◆ **Supplied material**
◇ ◇ ◇ ◇ ◇ ◇ ◇

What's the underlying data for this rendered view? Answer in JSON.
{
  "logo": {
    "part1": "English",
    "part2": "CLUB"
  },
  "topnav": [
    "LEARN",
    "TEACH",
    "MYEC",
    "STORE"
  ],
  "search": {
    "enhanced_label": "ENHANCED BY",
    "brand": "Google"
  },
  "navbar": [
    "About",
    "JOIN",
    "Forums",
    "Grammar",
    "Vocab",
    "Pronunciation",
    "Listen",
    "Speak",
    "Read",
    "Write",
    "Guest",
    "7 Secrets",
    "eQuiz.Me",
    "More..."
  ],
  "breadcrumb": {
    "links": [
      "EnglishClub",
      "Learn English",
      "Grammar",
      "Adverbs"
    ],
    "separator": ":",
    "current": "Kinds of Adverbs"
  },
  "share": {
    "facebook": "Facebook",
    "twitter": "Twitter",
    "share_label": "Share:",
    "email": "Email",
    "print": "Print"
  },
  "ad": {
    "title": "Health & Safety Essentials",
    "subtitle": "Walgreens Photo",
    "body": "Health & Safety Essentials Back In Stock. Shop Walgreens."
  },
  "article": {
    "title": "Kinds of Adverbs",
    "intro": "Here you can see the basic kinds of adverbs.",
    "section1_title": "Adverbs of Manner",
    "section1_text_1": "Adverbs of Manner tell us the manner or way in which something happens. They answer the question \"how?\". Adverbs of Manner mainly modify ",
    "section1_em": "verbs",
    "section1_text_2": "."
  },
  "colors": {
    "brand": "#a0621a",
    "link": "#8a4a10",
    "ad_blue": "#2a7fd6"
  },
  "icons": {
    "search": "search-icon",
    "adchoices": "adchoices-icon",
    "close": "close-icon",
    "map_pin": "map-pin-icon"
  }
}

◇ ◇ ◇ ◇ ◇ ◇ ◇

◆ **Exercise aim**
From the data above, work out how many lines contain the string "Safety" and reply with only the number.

◆ **Solution for this problem**
2